Our challenges as a district are pretty similar to the challenges that all our schools face: meeting the needs of all our students, and that includes narrowing the achievement gap. We’re making progress with our graduation rates. In 2017, 81% of our Latinx students graduated from high school, a rate that is 14% higher than the state average. Our strategic framework lists our goals, including the goal of measurable growth and continued progress for all students.
The good news for our district is that we have stable and well-managed finances. In 2013, 2015, 2016, 2017, and 2018, School District 197 received a School Finance Award from the Minnesota Department of Education. We’re also helped by the recent legislative session that passed a funding bill that includes specific funding for special education.
How can residents be more involved in supporting our schools?
Our district calendar of events is the best way to know what’s happening in our buildings. You can come and see a play, watch a game, or volunteer. The summer is a little quieter than the school year, especially this year with some of our buildings under construction. When school starts up again the district Facebook page and district weekly email are good ways to stay up-to-date on news and events.
If you ever have questions, you can reach out to the staff in the schools, in the district office, and school board members.
You could also share a positive story or a note on social media. And don’t forget about sharing your experience with local legislators and elected officials. Tell them what’s working in our schools, and help us celebrate our success.
Why should someone consider running for school board?
It’s a great way to get involved in the community. It’s a great way to participate in decisions that make a difference in the lives of our students and their families. It’s a great way to support education and educators. If you have kids in the schools, that’s a great fit, but you don’t have to be a parent to get involved or to care about our educational outcomes.
A candidate information session will be held on Wednesday, Aug. 7, beginning at 5 p.m. at the district office. This is a great time to learn more about the school district in general, the responsibilities of a school board member, and get any of your questions answered prior to submitting your affidavit.
The district has published a packet with more information about the school board’s roles and responsibilities and the election process.
What are you most looking forward to for the school district in the coming years?
I’m looking forward to a football game on campus at Sibley High School in the fall! My kiddo attends Heritage Middle School and I’m excited for the renovations that will take place there next year. The construction projects around the district are a result of our community support and they are an investment in our future. The new ways that we will meet student learning needs through our renovated buildings are really exciting! You can get updates on the construction projects on our district site.

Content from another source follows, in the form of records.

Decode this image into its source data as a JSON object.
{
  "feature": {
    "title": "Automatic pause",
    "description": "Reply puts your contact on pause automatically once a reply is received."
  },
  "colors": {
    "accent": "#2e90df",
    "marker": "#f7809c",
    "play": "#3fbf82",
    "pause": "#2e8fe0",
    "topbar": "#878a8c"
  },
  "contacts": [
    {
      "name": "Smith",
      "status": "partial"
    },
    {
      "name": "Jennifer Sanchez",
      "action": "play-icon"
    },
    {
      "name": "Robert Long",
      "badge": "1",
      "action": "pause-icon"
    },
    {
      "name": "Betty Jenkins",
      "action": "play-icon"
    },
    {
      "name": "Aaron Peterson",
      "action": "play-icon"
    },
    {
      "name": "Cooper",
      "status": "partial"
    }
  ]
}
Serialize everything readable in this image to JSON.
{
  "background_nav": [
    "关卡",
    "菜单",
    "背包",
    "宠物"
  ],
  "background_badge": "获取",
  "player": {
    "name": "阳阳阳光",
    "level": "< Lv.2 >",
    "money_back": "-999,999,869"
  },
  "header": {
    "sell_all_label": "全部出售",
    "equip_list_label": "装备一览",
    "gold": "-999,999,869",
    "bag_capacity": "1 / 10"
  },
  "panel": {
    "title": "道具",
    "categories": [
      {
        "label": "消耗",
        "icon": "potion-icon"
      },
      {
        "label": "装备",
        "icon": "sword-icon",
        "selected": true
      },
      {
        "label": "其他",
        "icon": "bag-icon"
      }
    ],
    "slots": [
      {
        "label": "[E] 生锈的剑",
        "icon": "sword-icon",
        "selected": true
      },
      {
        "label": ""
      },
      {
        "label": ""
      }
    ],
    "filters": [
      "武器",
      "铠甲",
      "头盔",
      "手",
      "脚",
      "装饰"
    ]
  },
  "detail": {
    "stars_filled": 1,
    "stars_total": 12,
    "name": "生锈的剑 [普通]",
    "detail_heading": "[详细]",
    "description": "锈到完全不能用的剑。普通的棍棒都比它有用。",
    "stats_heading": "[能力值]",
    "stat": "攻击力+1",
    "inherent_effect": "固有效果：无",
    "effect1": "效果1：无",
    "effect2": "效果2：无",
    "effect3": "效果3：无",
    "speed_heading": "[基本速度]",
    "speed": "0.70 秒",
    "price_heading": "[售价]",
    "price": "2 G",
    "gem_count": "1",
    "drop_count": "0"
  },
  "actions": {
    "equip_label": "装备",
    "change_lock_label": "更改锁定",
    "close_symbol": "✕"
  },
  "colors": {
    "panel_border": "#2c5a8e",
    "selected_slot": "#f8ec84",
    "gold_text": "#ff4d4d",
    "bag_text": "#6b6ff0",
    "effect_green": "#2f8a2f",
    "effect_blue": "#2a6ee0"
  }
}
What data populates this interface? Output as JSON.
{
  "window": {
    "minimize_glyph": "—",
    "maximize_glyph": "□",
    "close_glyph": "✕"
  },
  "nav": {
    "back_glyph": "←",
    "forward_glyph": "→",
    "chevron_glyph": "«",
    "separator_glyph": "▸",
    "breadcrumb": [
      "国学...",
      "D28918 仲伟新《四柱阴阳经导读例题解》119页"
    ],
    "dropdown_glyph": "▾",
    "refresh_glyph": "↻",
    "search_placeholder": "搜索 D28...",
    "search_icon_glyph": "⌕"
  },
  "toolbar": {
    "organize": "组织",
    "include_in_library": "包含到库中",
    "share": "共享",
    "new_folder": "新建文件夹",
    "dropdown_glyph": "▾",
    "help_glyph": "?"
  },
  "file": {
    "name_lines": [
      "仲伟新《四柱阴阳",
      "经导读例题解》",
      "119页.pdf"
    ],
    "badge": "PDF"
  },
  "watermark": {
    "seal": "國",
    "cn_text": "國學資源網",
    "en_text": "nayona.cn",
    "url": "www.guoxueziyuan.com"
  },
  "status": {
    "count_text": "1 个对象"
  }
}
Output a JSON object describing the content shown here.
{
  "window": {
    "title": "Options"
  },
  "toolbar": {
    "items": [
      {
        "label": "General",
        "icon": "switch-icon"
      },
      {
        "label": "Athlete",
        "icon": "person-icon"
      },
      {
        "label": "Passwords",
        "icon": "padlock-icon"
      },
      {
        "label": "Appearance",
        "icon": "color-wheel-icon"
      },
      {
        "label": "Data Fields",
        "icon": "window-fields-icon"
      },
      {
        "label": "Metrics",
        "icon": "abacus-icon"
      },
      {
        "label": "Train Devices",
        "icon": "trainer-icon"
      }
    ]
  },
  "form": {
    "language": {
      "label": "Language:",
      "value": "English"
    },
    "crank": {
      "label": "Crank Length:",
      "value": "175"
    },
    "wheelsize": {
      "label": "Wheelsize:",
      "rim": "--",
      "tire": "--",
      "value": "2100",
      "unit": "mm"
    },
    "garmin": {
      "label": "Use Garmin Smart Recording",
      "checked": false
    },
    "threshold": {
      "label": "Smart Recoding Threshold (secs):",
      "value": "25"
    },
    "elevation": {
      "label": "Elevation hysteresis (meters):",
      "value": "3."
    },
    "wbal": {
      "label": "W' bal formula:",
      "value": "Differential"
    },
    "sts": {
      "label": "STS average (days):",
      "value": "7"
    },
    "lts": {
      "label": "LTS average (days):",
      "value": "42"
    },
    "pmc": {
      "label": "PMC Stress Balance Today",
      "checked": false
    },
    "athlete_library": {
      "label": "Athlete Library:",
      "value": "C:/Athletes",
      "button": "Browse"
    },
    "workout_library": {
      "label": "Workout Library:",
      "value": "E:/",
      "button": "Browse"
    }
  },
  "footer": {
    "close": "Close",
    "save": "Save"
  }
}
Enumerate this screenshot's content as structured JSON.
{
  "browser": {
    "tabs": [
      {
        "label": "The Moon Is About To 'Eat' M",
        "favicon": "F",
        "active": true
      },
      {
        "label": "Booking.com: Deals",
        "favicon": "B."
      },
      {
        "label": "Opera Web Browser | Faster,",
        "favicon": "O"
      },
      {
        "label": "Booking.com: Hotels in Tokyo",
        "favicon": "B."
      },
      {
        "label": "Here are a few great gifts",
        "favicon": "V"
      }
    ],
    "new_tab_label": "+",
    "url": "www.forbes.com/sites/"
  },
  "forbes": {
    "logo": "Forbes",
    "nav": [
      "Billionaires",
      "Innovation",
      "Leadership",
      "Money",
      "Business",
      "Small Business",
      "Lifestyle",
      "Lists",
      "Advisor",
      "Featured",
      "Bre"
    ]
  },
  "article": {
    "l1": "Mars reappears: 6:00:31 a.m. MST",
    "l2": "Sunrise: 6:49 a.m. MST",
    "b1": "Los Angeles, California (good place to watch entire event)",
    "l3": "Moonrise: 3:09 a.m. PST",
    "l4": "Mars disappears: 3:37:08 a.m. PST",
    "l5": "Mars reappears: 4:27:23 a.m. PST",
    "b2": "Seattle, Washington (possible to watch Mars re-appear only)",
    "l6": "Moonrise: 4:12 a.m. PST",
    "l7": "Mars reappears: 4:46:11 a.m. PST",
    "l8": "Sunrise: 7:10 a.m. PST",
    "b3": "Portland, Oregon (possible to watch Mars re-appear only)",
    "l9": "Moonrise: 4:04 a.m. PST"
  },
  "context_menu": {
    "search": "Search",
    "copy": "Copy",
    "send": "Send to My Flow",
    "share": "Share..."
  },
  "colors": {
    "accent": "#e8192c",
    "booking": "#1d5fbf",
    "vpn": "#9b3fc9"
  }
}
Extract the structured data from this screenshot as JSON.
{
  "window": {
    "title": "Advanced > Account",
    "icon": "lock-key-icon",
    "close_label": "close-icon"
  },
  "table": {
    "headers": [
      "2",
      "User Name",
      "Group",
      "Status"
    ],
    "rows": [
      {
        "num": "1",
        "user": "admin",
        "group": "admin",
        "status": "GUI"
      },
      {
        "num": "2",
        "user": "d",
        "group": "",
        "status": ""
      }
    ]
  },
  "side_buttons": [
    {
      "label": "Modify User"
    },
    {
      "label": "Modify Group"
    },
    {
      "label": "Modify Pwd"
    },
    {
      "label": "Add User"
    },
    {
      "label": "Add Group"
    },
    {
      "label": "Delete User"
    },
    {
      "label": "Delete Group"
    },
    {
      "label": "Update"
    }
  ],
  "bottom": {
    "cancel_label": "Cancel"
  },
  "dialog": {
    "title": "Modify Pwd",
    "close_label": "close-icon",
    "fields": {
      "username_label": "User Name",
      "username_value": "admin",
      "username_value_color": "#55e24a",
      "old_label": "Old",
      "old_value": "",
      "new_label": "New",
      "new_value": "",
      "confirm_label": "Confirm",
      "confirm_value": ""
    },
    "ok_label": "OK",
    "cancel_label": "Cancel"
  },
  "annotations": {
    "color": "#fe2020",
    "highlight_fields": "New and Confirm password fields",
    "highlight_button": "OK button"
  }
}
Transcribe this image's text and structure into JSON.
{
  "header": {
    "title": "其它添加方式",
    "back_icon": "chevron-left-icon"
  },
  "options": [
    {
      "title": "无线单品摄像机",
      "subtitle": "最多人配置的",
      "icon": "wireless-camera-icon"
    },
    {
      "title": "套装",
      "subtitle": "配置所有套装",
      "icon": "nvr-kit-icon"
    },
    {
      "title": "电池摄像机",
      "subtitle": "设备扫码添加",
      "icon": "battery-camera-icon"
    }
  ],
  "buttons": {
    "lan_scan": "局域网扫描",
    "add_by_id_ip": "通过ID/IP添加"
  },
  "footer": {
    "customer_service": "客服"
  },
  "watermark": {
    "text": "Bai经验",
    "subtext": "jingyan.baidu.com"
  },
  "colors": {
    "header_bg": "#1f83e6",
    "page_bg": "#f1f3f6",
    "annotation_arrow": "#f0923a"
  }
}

Thanks to Maureen Ramirez for sharing her insights. The school board election will be on Tuesday, Nov. 5, 2019.